Image courtesy of Jomphong at

If you have to be “on call” during a rest break at work – is it really a “break”? Not according to the California Supreme Court.

California’s high court rendered its decision last month in Augustus v. ABM Security Services, Inc., ruling that employers cannot require employees to remain “on-call” during rest breaks. That’s true even though employees are being paid for those rest breaks.

The decision is bound to have ramifications for thousands of California employers, especially those in the healthcare, security, hospitality, and retail sectors. Many rely on on-duty or on-call rest breaks as part of their business operations.

High court reinstates trial court ruling

The class action lawsuit was originally filed in 2005 by Jennifer Augustus on behalf of all ABM’s 14,000 security guards. Her suit claimed the company violated state law by requiring the guards to keep their pagers and radios on during rest breaks, effectively denying them an uninterrupted rest period.

A trial court agreed with the plaintiffs and rendered a $90 million judgment against ABM. The California Court of Appeal reversed the trial court in 2014. It held that employees must be relieved of all duty during meal breaks, but not rest breaks. It also ruled that being on-call does not constitute performing work.

The California Supreme Court granted review under two issues:
1.    Whether Cal. Labor Code Section 226.7 coupled with California Wage Order 4-2001 (Wage Order 4) requires off-duty rest breaks
2.    Whether employers may require employees to remain on-call during rest breaks

What the high court said

The court ruled that the law requires off-duty rest breaks, and that employers cannot require employees to remain on-call during those breaks. “The rest period, in short, must be a period of rest,” the court said.

The court did provide recourse in the case of “unexpected circumstances.” As an employer, if you have to interrupt a rest break or prohibit a break because of work demands, you can either reschedule the rest break or pay the employee one hour of pay for the missed break.

California employers should review their rest period policies and practices. Take care to avoid any policies or procedures that appear to impose work duties or exert control over employee activities during a rest break. In particular, make sure your rest break policy does not contain any on-call requirements such as remaining reachable by pager, phone, or by other similar means.

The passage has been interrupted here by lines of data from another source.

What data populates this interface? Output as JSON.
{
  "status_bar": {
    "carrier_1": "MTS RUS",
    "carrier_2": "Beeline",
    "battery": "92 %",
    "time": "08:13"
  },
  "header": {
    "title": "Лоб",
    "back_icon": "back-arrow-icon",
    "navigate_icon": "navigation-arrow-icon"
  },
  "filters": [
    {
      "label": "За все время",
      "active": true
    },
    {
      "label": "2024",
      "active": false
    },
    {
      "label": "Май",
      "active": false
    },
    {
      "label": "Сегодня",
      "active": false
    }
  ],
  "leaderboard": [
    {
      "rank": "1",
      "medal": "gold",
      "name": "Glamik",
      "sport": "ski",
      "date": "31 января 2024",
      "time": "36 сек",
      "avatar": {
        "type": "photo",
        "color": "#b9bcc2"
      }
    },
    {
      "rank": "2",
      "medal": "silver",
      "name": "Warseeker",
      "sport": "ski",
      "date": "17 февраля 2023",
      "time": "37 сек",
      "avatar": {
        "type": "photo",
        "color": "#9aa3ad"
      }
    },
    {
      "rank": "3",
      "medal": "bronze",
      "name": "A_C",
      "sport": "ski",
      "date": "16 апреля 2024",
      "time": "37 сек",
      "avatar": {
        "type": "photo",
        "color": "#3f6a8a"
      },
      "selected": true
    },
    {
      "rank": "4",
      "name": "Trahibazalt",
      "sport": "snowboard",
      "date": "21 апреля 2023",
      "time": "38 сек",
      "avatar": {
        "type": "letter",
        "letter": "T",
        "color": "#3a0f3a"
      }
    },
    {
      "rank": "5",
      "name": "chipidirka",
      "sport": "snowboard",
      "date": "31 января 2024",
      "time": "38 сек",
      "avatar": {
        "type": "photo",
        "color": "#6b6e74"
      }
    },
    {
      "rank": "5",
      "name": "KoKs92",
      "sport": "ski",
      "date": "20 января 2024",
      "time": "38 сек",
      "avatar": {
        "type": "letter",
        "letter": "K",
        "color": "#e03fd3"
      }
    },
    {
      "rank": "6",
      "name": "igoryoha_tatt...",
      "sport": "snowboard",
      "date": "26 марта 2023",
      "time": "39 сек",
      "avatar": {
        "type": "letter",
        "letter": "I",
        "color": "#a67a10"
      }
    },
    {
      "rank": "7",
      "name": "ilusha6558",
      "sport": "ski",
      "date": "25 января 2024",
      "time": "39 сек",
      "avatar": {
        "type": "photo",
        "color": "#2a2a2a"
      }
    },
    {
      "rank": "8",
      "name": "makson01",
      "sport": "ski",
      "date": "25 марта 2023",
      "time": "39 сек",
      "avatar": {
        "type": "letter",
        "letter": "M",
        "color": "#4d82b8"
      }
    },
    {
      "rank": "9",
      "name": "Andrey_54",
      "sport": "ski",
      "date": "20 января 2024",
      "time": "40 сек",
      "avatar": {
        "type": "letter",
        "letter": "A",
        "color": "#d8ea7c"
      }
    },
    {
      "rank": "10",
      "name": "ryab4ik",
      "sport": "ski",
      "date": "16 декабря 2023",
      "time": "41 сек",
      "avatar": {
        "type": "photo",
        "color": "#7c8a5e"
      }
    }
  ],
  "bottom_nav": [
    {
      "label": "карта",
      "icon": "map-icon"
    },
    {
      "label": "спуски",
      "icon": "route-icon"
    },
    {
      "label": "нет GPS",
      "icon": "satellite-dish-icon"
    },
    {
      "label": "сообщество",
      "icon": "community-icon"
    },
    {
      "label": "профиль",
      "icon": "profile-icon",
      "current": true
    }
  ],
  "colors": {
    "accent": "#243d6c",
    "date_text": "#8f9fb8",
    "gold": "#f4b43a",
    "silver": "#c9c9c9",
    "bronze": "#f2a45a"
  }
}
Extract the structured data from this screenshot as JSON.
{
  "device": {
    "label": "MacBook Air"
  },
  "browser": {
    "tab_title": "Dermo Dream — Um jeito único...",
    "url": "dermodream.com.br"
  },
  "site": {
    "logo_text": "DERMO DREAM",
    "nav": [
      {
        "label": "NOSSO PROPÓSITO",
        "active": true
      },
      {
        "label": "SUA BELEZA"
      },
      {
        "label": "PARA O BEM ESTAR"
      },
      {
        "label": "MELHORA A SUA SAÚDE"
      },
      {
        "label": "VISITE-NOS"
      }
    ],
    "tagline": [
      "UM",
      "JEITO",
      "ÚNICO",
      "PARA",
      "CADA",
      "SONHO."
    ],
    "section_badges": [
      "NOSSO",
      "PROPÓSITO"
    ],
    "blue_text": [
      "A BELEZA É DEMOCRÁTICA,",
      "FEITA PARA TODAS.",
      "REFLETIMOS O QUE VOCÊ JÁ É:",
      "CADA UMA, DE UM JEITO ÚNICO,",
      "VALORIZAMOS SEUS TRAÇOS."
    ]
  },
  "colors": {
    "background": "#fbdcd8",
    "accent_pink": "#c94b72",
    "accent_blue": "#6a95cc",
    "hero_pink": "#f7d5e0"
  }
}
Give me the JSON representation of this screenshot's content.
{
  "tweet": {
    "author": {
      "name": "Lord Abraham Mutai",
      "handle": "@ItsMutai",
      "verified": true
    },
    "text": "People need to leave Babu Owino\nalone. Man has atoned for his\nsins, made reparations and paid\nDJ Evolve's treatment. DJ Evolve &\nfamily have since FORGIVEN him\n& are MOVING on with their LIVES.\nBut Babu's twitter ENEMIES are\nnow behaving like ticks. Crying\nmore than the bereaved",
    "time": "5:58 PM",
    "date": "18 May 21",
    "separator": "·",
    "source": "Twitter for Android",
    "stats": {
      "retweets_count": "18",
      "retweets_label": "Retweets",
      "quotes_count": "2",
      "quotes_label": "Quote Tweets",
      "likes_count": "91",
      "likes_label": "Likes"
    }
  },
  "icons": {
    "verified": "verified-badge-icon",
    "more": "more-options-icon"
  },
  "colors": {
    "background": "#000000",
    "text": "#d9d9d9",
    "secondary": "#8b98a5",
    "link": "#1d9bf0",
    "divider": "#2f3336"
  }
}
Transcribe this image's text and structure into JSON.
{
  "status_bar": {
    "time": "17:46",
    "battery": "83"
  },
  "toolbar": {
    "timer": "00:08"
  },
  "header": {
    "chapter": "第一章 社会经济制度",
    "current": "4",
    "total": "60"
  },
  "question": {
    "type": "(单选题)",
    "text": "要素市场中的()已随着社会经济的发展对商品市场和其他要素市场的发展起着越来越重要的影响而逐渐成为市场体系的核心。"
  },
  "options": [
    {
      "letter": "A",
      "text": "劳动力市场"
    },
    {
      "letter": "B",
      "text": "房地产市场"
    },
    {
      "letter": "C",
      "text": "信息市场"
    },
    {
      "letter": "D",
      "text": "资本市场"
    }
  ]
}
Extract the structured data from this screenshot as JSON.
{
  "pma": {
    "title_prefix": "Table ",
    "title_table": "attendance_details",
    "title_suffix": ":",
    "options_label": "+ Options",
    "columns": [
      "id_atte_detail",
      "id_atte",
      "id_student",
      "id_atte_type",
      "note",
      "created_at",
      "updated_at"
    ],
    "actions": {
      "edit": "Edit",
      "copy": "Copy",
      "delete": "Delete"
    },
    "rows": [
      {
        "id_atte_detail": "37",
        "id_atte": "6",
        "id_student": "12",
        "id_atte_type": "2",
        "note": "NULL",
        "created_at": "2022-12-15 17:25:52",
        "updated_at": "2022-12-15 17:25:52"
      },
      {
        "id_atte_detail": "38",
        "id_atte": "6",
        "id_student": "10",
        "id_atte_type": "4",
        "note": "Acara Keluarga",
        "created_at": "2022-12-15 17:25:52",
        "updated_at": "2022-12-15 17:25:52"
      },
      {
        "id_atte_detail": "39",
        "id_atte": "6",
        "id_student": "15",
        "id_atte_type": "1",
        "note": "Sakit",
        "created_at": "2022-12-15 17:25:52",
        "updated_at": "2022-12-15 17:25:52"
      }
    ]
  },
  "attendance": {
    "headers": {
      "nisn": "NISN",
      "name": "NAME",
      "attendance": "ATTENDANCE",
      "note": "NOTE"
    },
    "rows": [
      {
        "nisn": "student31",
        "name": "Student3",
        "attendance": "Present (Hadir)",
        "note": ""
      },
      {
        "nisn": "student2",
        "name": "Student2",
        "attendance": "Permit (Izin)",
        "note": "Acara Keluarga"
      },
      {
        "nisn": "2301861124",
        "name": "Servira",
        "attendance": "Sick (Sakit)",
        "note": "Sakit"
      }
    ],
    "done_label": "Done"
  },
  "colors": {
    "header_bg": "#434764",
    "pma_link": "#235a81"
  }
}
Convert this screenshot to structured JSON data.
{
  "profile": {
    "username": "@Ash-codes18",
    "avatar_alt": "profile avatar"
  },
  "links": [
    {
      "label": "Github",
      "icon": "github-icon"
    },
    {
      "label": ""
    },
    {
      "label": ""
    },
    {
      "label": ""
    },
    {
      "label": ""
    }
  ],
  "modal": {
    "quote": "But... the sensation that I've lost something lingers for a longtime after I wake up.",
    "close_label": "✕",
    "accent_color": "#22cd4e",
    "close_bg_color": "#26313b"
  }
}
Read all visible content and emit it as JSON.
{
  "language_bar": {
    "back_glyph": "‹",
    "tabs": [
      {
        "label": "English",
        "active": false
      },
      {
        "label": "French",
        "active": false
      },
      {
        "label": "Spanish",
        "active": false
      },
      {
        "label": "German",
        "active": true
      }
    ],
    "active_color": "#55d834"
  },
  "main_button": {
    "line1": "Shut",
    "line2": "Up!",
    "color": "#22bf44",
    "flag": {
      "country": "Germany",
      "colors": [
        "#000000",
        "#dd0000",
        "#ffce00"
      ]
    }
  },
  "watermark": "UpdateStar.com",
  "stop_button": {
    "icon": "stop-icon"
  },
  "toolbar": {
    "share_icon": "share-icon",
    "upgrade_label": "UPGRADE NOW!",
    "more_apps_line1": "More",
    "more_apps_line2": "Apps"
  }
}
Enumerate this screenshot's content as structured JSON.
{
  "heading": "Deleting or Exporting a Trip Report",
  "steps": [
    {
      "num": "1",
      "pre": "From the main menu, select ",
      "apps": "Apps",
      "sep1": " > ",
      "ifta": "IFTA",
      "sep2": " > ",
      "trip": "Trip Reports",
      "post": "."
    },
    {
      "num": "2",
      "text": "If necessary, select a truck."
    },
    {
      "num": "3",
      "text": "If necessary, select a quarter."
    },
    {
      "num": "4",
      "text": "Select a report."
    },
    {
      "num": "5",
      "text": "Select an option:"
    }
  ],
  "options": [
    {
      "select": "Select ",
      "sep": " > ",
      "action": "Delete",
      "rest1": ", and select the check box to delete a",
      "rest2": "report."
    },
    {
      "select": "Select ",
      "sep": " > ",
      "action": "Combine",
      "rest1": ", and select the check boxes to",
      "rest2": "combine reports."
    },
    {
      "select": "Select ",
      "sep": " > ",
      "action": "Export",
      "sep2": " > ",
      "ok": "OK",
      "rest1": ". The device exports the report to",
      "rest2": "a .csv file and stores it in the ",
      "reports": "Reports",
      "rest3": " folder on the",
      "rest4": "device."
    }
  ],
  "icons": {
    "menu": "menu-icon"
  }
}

If you would like an attorney to review your meal and rest break policy and practices, contact Johnson Employment Law for guidance,